By contrast, one American model fire code (the International Fire Code, which is generally not used outside of the United States) demands that a road with a minimum unobstructed width of 20 feet, at every point along its length, be provided from every new building project to a firehouse. An optional appendix (Appendix D) sets even more stringent requirements. If a city adopts this appendix, then two fire roads, each with a minimum unobstructed width of 26 feet, must be provided to buildings “where the vertical distance between the grade plane and the highest roof surface exceeds 30 feet”.

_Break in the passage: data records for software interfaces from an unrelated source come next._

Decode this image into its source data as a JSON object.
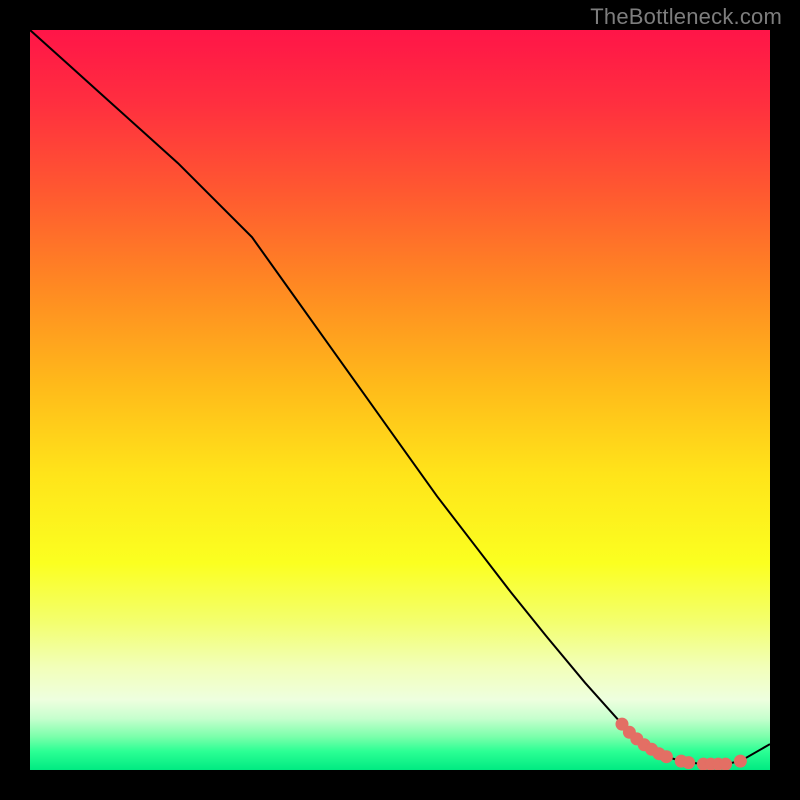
{
  "watermark": "TheBottleneck.com",
  "colors": {
    "frame": "#000000",
    "watermark": "#7d7d7d",
    "curve": "#000000",
    "marker_fill": "#e36f64",
    "marker_stroke": "#e36f64",
    "gradient_stops": [
      {
        "offset": 0.0,
        "color": "#ff1548"
      },
      {
        "offset": 0.1,
        "color": "#ff2f3f"
      },
      {
        "offset": 0.22,
        "color": "#ff5930"
      },
      {
        "offset": 0.35,
        "color": "#ff8a22"
      },
      {
        "offset": 0.48,
        "color": "#ffba1a"
      },
      {
        "offset": 0.6,
        "color": "#ffe41a"
      },
      {
        "offset": 0.72,
        "color": "#fbff20"
      },
      {
        "offset": 0.8,
        "color": "#f3ff6e"
      },
      {
        "offset": 0.86,
        "color": "#f2ffb8"
      },
      {
        "offset": 0.905,
        "color": "#eeffdf"
      },
      {
        "offset": 0.93,
        "color": "#c7ffce"
      },
      {
        "offset": 0.955,
        "color": "#7bffab"
      },
      {
        "offset": 0.975,
        "color": "#2bff94"
      },
      {
        "offset": 1.0,
        "color": "#00ea82"
      }
    ]
  },
  "chart_data": {
    "type": "line",
    "title": "",
    "xlabel": "",
    "ylabel": "",
    "xlim": [
      0,
      100
    ],
    "ylim": [
      0,
      100
    ],
    "grid": false,
    "series": [
      {
        "name": "bottleneck-curve",
        "x": [
          0,
          5,
          10,
          15,
          20,
          25,
          30,
          35,
          40,
          45,
          50,
          55,
          60,
          65,
          70,
          75,
          80,
          82,
          84,
          86,
          88,
          90,
          92,
          94,
          96,
          100
        ],
        "y": [
          100,
          95.5,
          91,
          86.5,
          82,
          77,
          72,
          65,
          58,
          51,
          44,
          37,
          30.5,
          24,
          17.8,
          11.8,
          6.2,
          4.2,
          2.8,
          1.8,
          1.2,
          0.9,
          0.8,
          0.8,
          1.2,
          3.5
        ]
      }
    ],
    "markers": [
      {
        "x": 80.0,
        "y": 6.2
      },
      {
        "x": 81.0,
        "y": 5.1
      },
      {
        "x": 82.0,
        "y": 4.2
      },
      {
        "x": 83.0,
        "y": 3.4
      },
      {
        "x": 84.0,
        "y": 2.8
      },
      {
        "x": 85.0,
        "y": 2.2
      },
      {
        "x": 86.0,
        "y": 1.8
      },
      {
        "x": 88.0,
        "y": 1.2
      },
      {
        "x": 89.0,
        "y": 1.0
      },
      {
        "x": 91.0,
        "y": 0.8
      },
      {
        "x": 92.0,
        "y": 0.8
      },
      {
        "x": 93.0,
        "y": 0.8
      },
      {
        "x": 94.0,
        "y": 0.8
      },
      {
        "x": 96.0,
        "y": 1.2
      }
    ]
  }
}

The International Fire Code (IFC), which has been adopted into law by numerous U.S. cities and states, does give local fire officials the authority to approve exceptions to these rules. Understandably, though, American fire departments equipped with space-intensive side-mount pumpers usually insist on 20 or even 26 feet of clear width, even on low-traffic streets. To accommodate long-wheelbase fire engines with poor turning radii, American fire officials also frequently demand large intersections, with large curb radii.

The unfortunate (and unintended) result is often speeding, high crash rates, and more traffic deaths.

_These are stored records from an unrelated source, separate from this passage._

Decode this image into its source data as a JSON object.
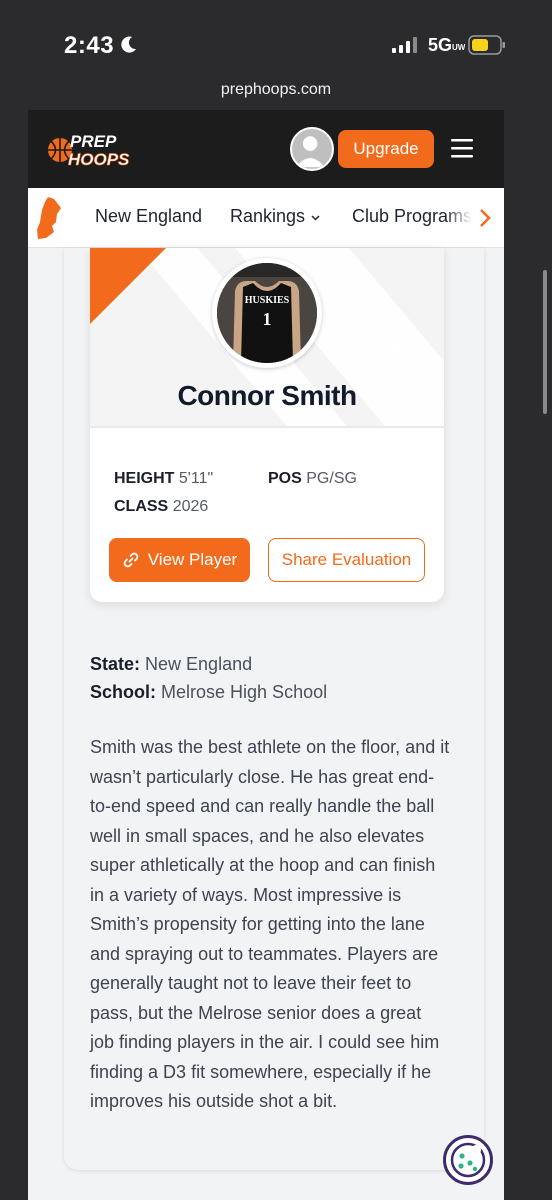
{
  "status": {
    "time": "2:43",
    "network": "5G",
    "network_sub": "UW",
    "icons": [
      "moon-icon",
      "signal-icon",
      "battery-icon"
    ]
  },
  "browser": {
    "url": "prephoops.com"
  },
  "header": {
    "logo_top": "PREP",
    "logo_bottom": "HOOPS",
    "upgrade_label": "Upgrade",
    "brand_color": "#f26a1b"
  },
  "subnav": {
    "items": [
      {
        "label": "New England"
      },
      {
        "label": "Rankings"
      },
      {
        "label": "Club Programs"
      }
    ]
  },
  "player": {
    "name": "Connor Smith",
    "jersey_text": "HUSKIES",
    "jersey_number": "1",
    "height_label": "HEIGHT",
    "height": "5'11\"",
    "pos_label": "POS",
    "pos": "PG/SG",
    "class_label": "CLASS",
    "class": "2026",
    "view_label": "View Player",
    "share_label": "Share Evaluation"
  },
  "details": {
    "state_label": "State:",
    "state": "New England",
    "school_label": "School:",
    "school": "Melrose High School",
    "evaluation": "Smith was the best athlete on the floor, and it wasn’t particularly close. He has great end-to-end speed and can really handle the ball well in small spaces, and he also elevates super athletically at the hoop and can finish in a variety of ways. Most impressive is Smith’s propensity for getting into the lane and spraying out to teammates. Players are generally taught not to leave their feet to pass, but the Melrose senior does a great job finding players in the air. I could see him finding a D3 fit somewhere, especially if he improves his outside shot a bit."
  }
}
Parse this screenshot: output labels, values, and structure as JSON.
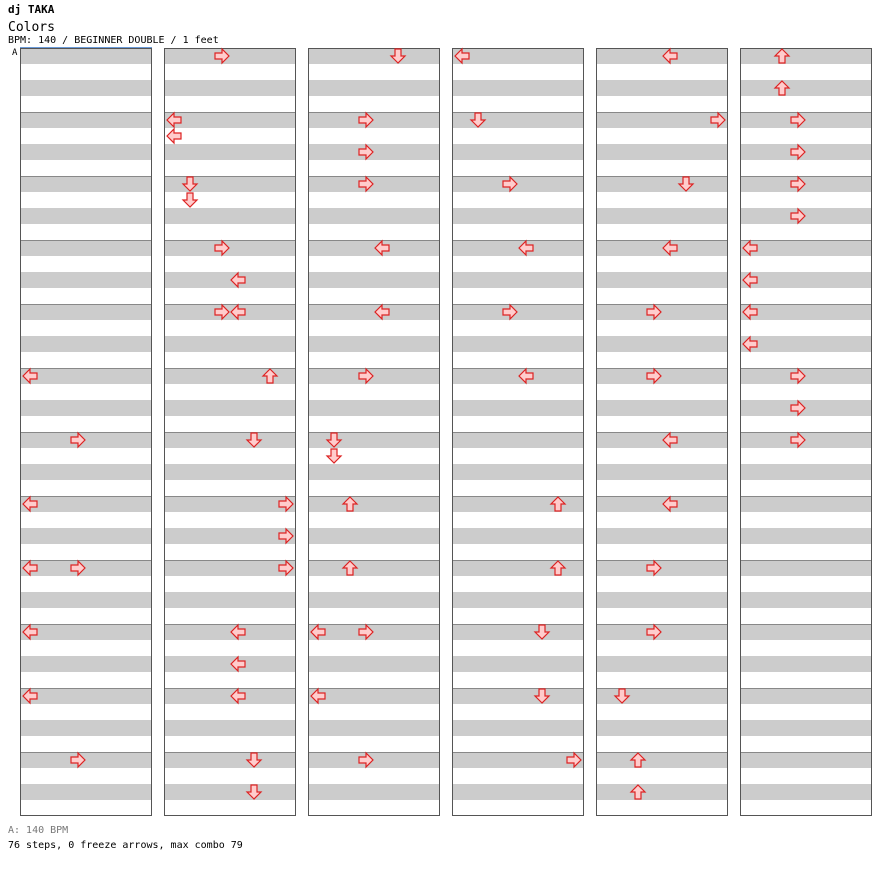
{
  "header": {
    "artist": "dj TAKA",
    "title": "Colors",
    "info": "BPM: 140 / BEGINNER DOUBLE / 1 feet",
    "bpm_marker": "A"
  },
  "footer": {
    "bpm_legend": "A: 140 BPM",
    "stats": "76 steps, 0 freeze arrows, max combo 79"
  },
  "colors": {
    "stripe": "#cccccc",
    "arrow_fill": "#ffcccc",
    "arrow_stroke": "#dd2222",
    "border": "#555555",
    "bpm_line": "#6a9ad8"
  },
  "chart_data": {
    "type": "step-chart",
    "panels_per_feet": [
      "left",
      "down",
      "up",
      "right",
      "left",
      "down",
      "up",
      "right"
    ],
    "measures_per_column": 12,
    "columns": 6,
    "rows_per_measure": 4,
    "notes": [
      [
        12,
        0,
        0,
        "left"
      ],
      [
        12,
        1,
        0,
        "right"
      ],
      [
        13,
        0,
        0,
        "left"
      ],
      [
        13,
        0,
        1,
        "left"
      ],
      [
        14,
        0,
        0,
        "down"
      ],
      [
        14,
        0,
        1,
        "down"
      ],
      [
        15,
        0,
        0,
        "right"
      ],
      [
        15,
        0,
        2,
        "left"
      ],
      [
        16,
        0,
        0,
        "right"
      ],
      [
        16,
        0,
        0,
        "left"
      ],
      [
        17,
        0,
        0,
        "up"
      ],
      [
        18,
        0,
        0,
        "down"
      ],
      [
        19,
        0,
        0,
        "right"
      ],
      [
        19,
        0,
        2,
        "right"
      ],
      [
        20,
        0,
        0,
        "right"
      ],
      [
        21,
        0,
        0,
        "left"
      ],
      [
        21,
        0,
        2,
        "left"
      ],
      [
        22,
        0,
        0,
        "left"
      ],
      [
        22,
        0,
        0,
        "left"
      ],
      [
        23,
        0,
        0,
        "down"
      ],
      [
        23,
        0,
        3,
        "down"
      ],
      [
        0,
        0,
        0,
        "left"
      ],
      [
        6,
        0,
        0,
        "right"
      ],
      [
        7,
        0,
        0,
        "left"
      ],
      [
        8,
        0,
        0,
        "left"
      ],
      [
        8,
        0,
        0,
        "right"
      ],
      [
        9,
        0,
        0,
        "left"
      ],
      [
        10,
        0,
        0,
        "left"
      ],
      [
        11,
        0,
        0,
        "right"
      ]
    ]
  }
}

Several American cities are now purchasing more agile fire vehicles

Several major American cities have made a concerted effort to buy more maneuverable fire vehicles. In 2017, the National Association of City Transportation Officials and the Volpe Center convened the Vision Zero Vehicle Safety Technology Working Group. The working group, whose member cities include Boston, Chicago, Los Angeles, San Francisco, Seattle, and Washington DC, identified best practices for buying better vehicles. The Optimizing Large Vehicles for Urban Environments report, described above, is one product of that collaboration.

San Francisco’s latest fire engines offer a more concrete example of the changes that have resulted from these cities’ focus on ending traffic deaths. In 2015, an analysis commissioned by the city’s Board Of Supervisors had found that the fire department’s Apparatus and Vehicle Replacement Plan lacked “policies to design and purchase fire engines and trucks to accommodate traffic calming and pedestrian safety improvements or maneuver on the city’s narrow streets”. In response, San Francisco’s Fire Commission adopted a Vision Zero Resolution, which commits the fire department to working with vehicle makers to develop apparatus that accommodates safer street designs.

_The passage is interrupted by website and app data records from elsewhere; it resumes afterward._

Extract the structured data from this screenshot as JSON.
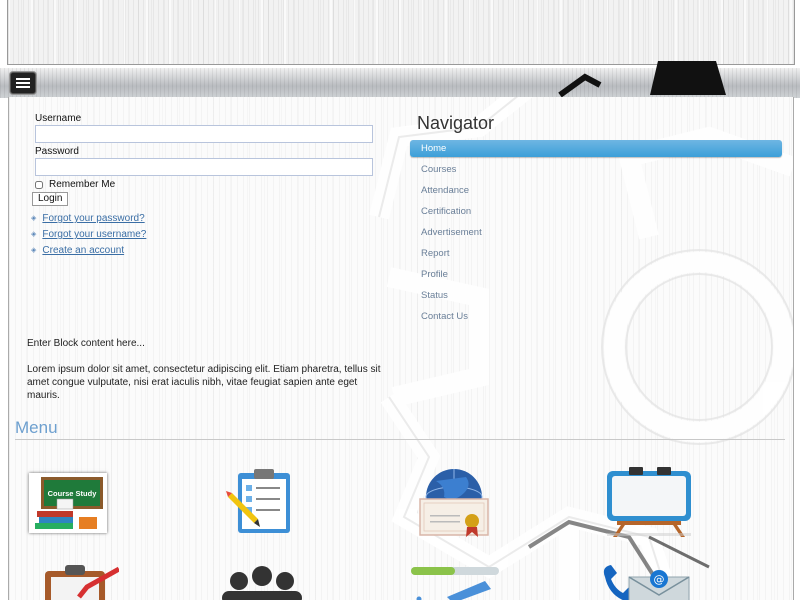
{
  "login": {
    "username_label": "Username",
    "password_label": "Password",
    "remember_label": "Remember Me",
    "login_button": "Login",
    "links": [
      "Forgot your password?",
      "Forgot your username?",
      "Create an account"
    ]
  },
  "block": {
    "intro": "Enter Block content here...",
    "lorem": "Lorem ipsum dolor sit amet, consectetur adipiscing elit. Etiam pharetra, tellus sit amet congue vulputate, nisi erat iaculis nibh, vitae feugiat sapien ante eget mauris."
  },
  "navigator": {
    "title": "Navigator",
    "items": [
      "Home",
      "Courses",
      "Attendance",
      "Certification",
      "Advertisement",
      "Report",
      "Profile",
      "Status",
      "Contact Us"
    ],
    "active": "Home"
  },
  "menu": {
    "title": "Menu",
    "course_board_text": "Course Study",
    "icons": [
      "course-study-icon",
      "clipboard-checklist-icon",
      "certificate-icon",
      "whiteboard-icon",
      "task-clipboard-icon",
      "people-group-icon",
      "progress-bar-icon",
      "contact-phone-email-icon"
    ]
  },
  "colors": {
    "accent": "#3c9fd8",
    "menu_title": "#6ea0cf",
    "link": "#3a6ea5",
    "nav_text": "#6a7f98"
  }
}
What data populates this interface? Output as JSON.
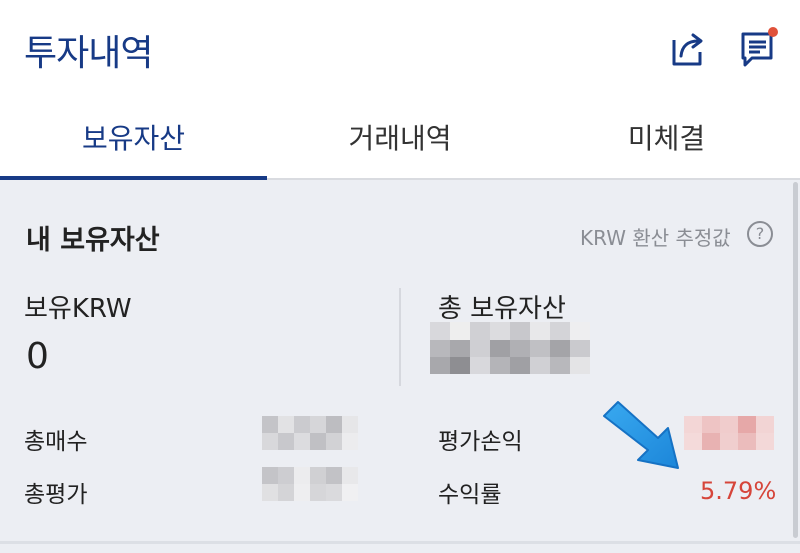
{
  "header": {
    "title": "투자내역",
    "share_icon": "share-icon",
    "memo_icon": "memo-icon",
    "notification_dot_color": "#e0513a"
  },
  "tabs": [
    {
      "label": "보유자산",
      "active": true
    },
    {
      "label": "거래내역",
      "active": false
    },
    {
      "label": "미체결",
      "active": false
    }
  ],
  "summary": {
    "title": "내 보유자산",
    "krw_note": "KRW 환산 추정값",
    "help_icon": "?",
    "krw_label": "보유KRW",
    "krw_value": "0",
    "total_label": "총 보유자산",
    "rows": [
      {
        "label": "총매수"
      },
      {
        "label": "총평가"
      },
      {
        "label": "평가손익"
      },
      {
        "label": "수익률",
        "value": "5.79%"
      }
    ]
  },
  "colors": {
    "brand": "#173a86",
    "profit": "#d6453a",
    "panel_bg": "#eceef3",
    "arrow": "#2f9be8"
  }
}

San Francisco’s new “triple combination pumpers”, made by Ferrara Fire Apparatus, are one result (Figure 5). Even though they maintain the side-mount pump design that the fire department is used to, and the same 1500 gallon per minute pumping capacity, the vehicles are significantly more maneuverable. Thanks to a shorter wheelbase, their turning radius is 24% smaller (25 feet, rather than 33 feet). That lets them navigate traffic calming measures, such as curb extensions at crosswalks, without encroaching into an opposing lane of traffic.

Recessed hose fittings and valves, roll-up doors on equipment compartments, and a body two inches narrower also make it easier to operate on the city’s many narrow streets. As these new engines replace worn-out vehicles, firefighters are finding it easier to respond to calls and San Francisco’s traffic engineers are gaining greater freedom to implement life-saving street designs.

Elsewhere in America, sales of rear-mount pumpers appear to be growing. Places as varied as Anaheim (CA), Hannibal (MO), Taos County (NM), and Delmar (NY) have all chosen rear-mount pumpers, citing a variety of reasons: greater storage space, more maneuverability, and a better fit for slender city streets and narrow rural roads.

For cities across America, the lessons seem clear. Slender, low-speed streets increase traffic safety. Fire departments need vehicles that work well on these streets. Two steps are key for making this happen. Elected officials should adopt formal policies directing fire departments to purchase vehicles that accommodate slender streets, traffic calming measures, and other traffic safety improvements. Then, fire departments need to buy them.

Over time, as agile new fire engines and ladder trucks roll out, the payoff will be faster emergency response times, fewer traffic fatalities, and safer, more livable cities.